§ **YOUR TASK**
Could you retype the records below exactly as they appear, skipping any pictures?

§ **INPUT DATA**
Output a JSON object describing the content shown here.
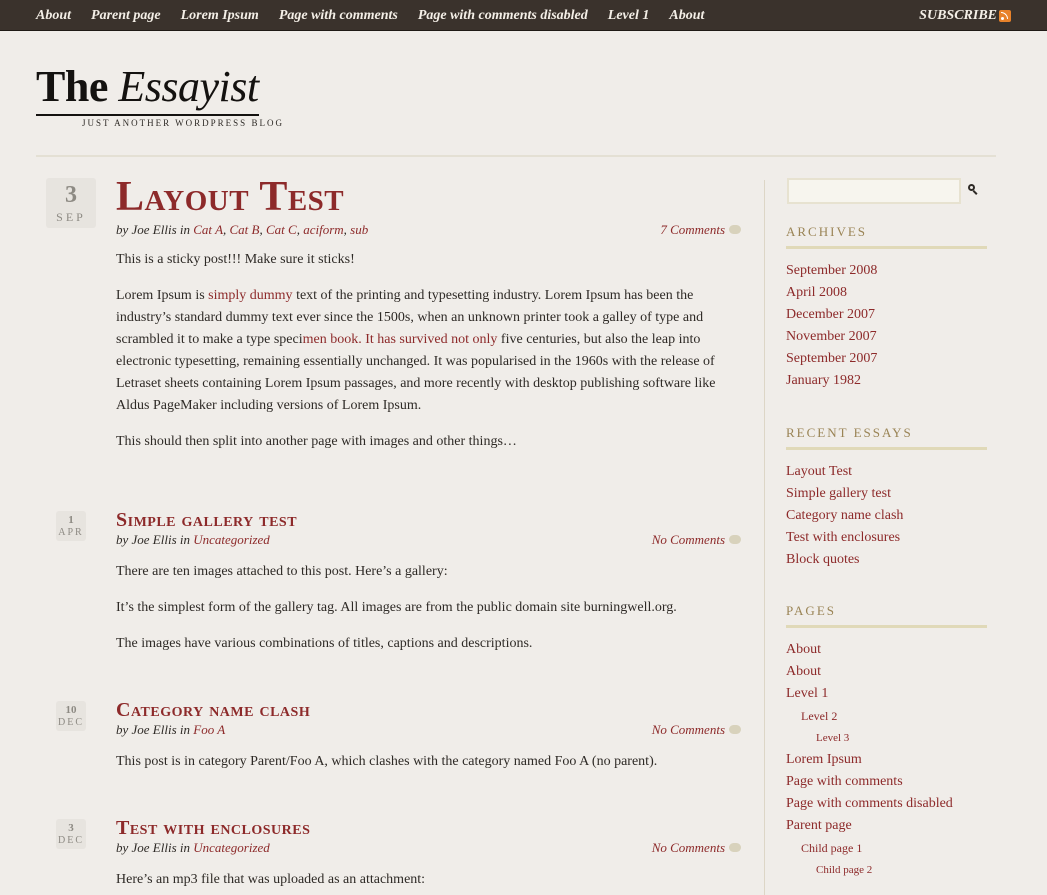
{
  "nav": {
    "items": [
      "About",
      "Parent page",
      "Lorem Ipsum",
      "Page with comments",
      "Page with comments disabled",
      "Level 1",
      "About"
    ],
    "subscribe": "SUBSCRIBE"
  },
  "site": {
    "title_plain": "The ",
    "title_italic": "Essayist",
    "tagline": "Just another WordPress blog"
  },
  "posts": [
    {
      "day": "3",
      "month": "SEP",
      "title": "Layout Test",
      "by": "by Joe Ellis in ",
      "categories": [
        "Cat A",
        "Cat B",
        "Cat C",
        "aciform",
        "sub"
      ],
      "comments": "7 Comments",
      "p1": "This is a sticky post!!! Make sure it sticks!",
      "p2_a": "Lorem Ipsum is ",
      "p2_link1": "simply dummy",
      "p2_b": " text of the printing and typesetting industry. Lorem Ipsum has been the industry’s standard dummy text ever since the 1500s, when an unknown printer took a galley of type and scrambled it to make a type speci",
      "p2_link2": "men book. It has survived not only",
      "p2_c": " five centuries, but also the leap into electronic typesetting, remaining essentially unchanged. It was popularised in the 1960s with the release of Letraset sheets containing Lorem Ipsum passages, and more recently with desktop publishing software like Aldus PageMaker including versions of Lorem Ipsum.",
      "p3": "This should then split into another page with images and other things…"
    },
    {
      "day": "1",
      "month": "APR",
      "title": "Simple gallery test",
      "by": "by Joe Ellis in ",
      "category": "Uncategorized",
      "comments": "No Comments",
      "p1": "There are ten images attached to this post.  Here’s a gallery:",
      "p2": "It’s the simplest form of the gallery tag.  All images are from the public domain site burningwell.org.",
      "p3": "The images have various combinations of titles, captions and descriptions."
    },
    {
      "day": "10",
      "month": "DEC",
      "title": "Category name clash",
      "by": "by Joe Ellis in ",
      "category": "Foo A",
      "comments": "No Comments",
      "p1": "This post is in category Parent/Foo A, which clashes with the category named Foo A (no parent)."
    },
    {
      "day": "3",
      "month": "DEC",
      "title": "Test with enclosures",
      "by": "by Joe Ellis in ",
      "category": "Uncategorized",
      "comments": "No Comments",
      "p1": "Here’s an mp3 file that was uploaded as an attachment:"
    }
  ],
  "sidebar": {
    "search_placeholder": "",
    "archives": {
      "title": "Archives",
      "items": [
        "September 2008",
        "April 2008",
        "December 2007",
        "November 2007",
        "September 2007",
        "January 1982"
      ]
    },
    "recent": {
      "title": "Recent Essays",
      "items": [
        "Layout Test",
        "Simple gallery test",
        "Category name clash",
        "Test with enclosures",
        "Block quotes"
      ]
    },
    "pages": {
      "title": "Pages",
      "items": [
        "About",
        "About",
        "Level 1",
        "Level 2",
        "Level 3",
        "Lorem Ipsum",
        "Page with comments",
        "Page with comments disabled",
        "Parent page",
        "Child page 1",
        "Child page 2"
      ]
    }
  },
  "colors": {
    "accent": "#8d2a2a",
    "topbar": "#3a322c",
    "widget_title": "#9a8455",
    "background": "#f0ede9"
  }
}
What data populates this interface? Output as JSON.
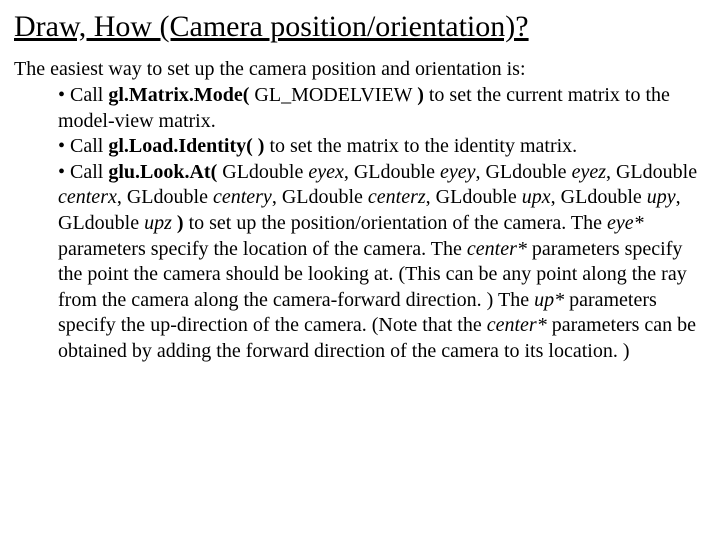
{
  "title": "Draw, How (Camera position/orientation)?",
  "intro": "The easiest way to set up the camera position and orientation is:",
  "b1a": "• Call ",
  "b1fn": "gl.Matrix.Mode(",
  "b1arg": " GL_MODELVIEW ",
  "b1close": ")",
  "b1b": " to set the current matrix to the model-view matrix.",
  "b2a": "• Call ",
  "b2fn": "gl.Load.Identity( )",
  "b2b": " to set the matrix to the identity matrix.",
  "b3a": "• Call ",
  "b3fn": "glu.Look.At(",
  "gld": "GLdouble ",
  "eyex": "eyex",
  "eyey": "eyey",
  "eyez": "eyez",
  "centerx": "centerx",
  "centery": "centery",
  "centerz": "centerz",
  "upx": "upx",
  "upy": "upy",
  "upz": "upz",
  "comma": ", ",
  "closep": " )",
  "b3b1": " to set up the position/orientation of the camera. The ",
  "eye_star": "eye*",
  "b3b2": " parameters specify the location of the camera. The ",
  "center_star": "center*",
  "b3b3": " parameters specify the point the camera should be looking at. (This can be any point along the ray from the camera along the camera-forward direction. ) The ",
  "up_star": "up*",
  "b3b4": " parameters specify the up-direction of the camera. (Note that the ",
  "b3b5": " parameters can be obtained by adding the forward direction of the camera to its location. )"
}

§ **ANSWER SPACE**
Output a JSON object describing the content shown here.
{
  "nav": {
    "items": [
      "About",
      "Parent page",
      "Lorem Ipsum",
      "Page with comments",
      "Page with comments disabled",
      "Level 1",
      "About"
    ],
    "subscribe": "SUBSCRIBE"
  },
  "site": {
    "title_plain": "The ",
    "title_italic": "Essayist",
    "tagline": "Just another WordPress blog"
  },
  "posts": [
    {
      "day": "3",
      "month": "SEP",
      "title": "Layout Test",
      "by": "by Joe Ellis in ",
      "categories": [
        "Cat A",
        "Cat B",
        "Cat C",
        "aciform",
        "sub"
      ],
      "comments": "7 Comments",
      "p1": "This is a sticky post!!! Make sure it sticks!",
      "p2_a": "Lorem Ipsum is ",
      "p2_link1": "simply dummy",
      "p2_b": " text of the printing and typesetting industry. Lorem Ipsum has been the industry’s standard dummy text ever since the 1500s, when an unknown printer took a galley of type and scrambled it to make a type speci",
      "p2_link2": "men book. It has survived not only",
      "p2_c": " five centuries, but also the leap into electronic typesetting, remaining essentially unchanged. It was popularised in the 1960s with the release of Letraset sheets containing Lorem Ipsum passages, and more recently with desktop publishing software like Aldus PageMaker including versions of Lorem Ipsum.",
      "p3": "This should then split into another page with images and other things…"
    },
    {
      "day": "1",
      "month": "APR",
      "title": "Simple gallery test",
      "by": "by Joe Ellis in ",
      "category": "Uncategorized",
      "comments": "No Comments",
      "p1": "There are ten images attached to this post.  Here’s a gallery:",
      "p2": "It’s the simplest form of the gallery tag.  All images are from the public domain site burningwell.org.",
      "p3": "The images have various combinations of titles, captions and descriptions."
    },
    {
      "day": "10",
      "month": "DEC",
      "title": "Category name clash",
      "by": "by Joe Ellis in ",
      "category": "Foo A",
      "comments": "No Comments",
      "p1": "This post is in category Parent/Foo A, which clashes with the category named Foo A (no parent)."
    },
    {
      "day": "3",
      "month": "DEC",
      "title": "Test with enclosures",
      "by": "by Joe Ellis in ",
      "category": "Uncategorized",
      "comments": "No Comments",
      "p1": "Here’s an mp3 file that was uploaded as an attachment:"
    }
  ],
  "sidebar": {
    "search_placeholder": "",
    "archives": {
      "title": "Archives",
      "items": [
        "September 2008",
        "April 2008",
        "December 2007",
        "November 2007",
        "September 2007",
        "January 1982"
      ]
    },
    "recent": {
      "title": "Recent Essays",
      "items": [
        "Layout Test",
        "Simple gallery test",
        "Category name clash",
        "Test with enclosures",
        "Block quotes"
      ]
    },
    "pages": {
      "title": "Pages",
      "items": [
        "About",
        "About",
        "Level 1",
        "Level 2",
        "Level 3",
        "Lorem Ipsum",
        "Page with comments",
        "Page with comments disabled",
        "Parent page",
        "Child page 1",
        "Child page 2"
      ]
    }
  },
  "colors": {
    "accent": "#8d2a2a",
    "topbar": "#3a322c",
    "widget_title": "#9a8455",
    "background": "#f0ede9"
  }
}
What data populates this interface? Output as JSON.
{
  "title": "Draw, How (Camera position/orientation)?",
  "intro": "The easiest way to set up the camera position and orientation is:",
  "b1a": "• Call ",
  "b1fn": "gl.Matrix.Mode(",
  "b1arg": " GL_MODELVIEW ",
  "b1close": ")",
  "b1b": " to set the current matrix to the model-view matrix.",
  "b2a": "• Call ",
  "b2fn": "gl.Load.Identity( )",
  "b2b": " to set the matrix to the identity matrix.",
  "b3a": "• Call ",
  "b3fn": "glu.Look.At(",
  "gld": "GLdouble ",
  "eyex": "eyex",
  "eyey": "eyey",
  "eyez": "eyez",
  "centerx": "centerx",
  "centery": "centery",
  "centerz": "centerz",
  "upx": "upx",
  "upy": "upy",
  "upz": "upz",
  "comma": ", ",
  "closep": " )",
  "b3b1": " to set up the position/orientation of the camera. The ",
  "eye_star": "eye*",
  "b3b2": " parameters specify the location of the camera. The ",
  "center_star": "center*",
  "b3b3": " parameters specify the point the camera should be looking at. (This can be any point along the ray from the camera along the camera-forward direction. ) The ",
  "up_star": "up*",
  "b3b4": " parameters specify the up-direction of the camera. (Note that the ",
  "b3b5": " parameters can be obtained by adding the forward direction of the camera to its location. )"
}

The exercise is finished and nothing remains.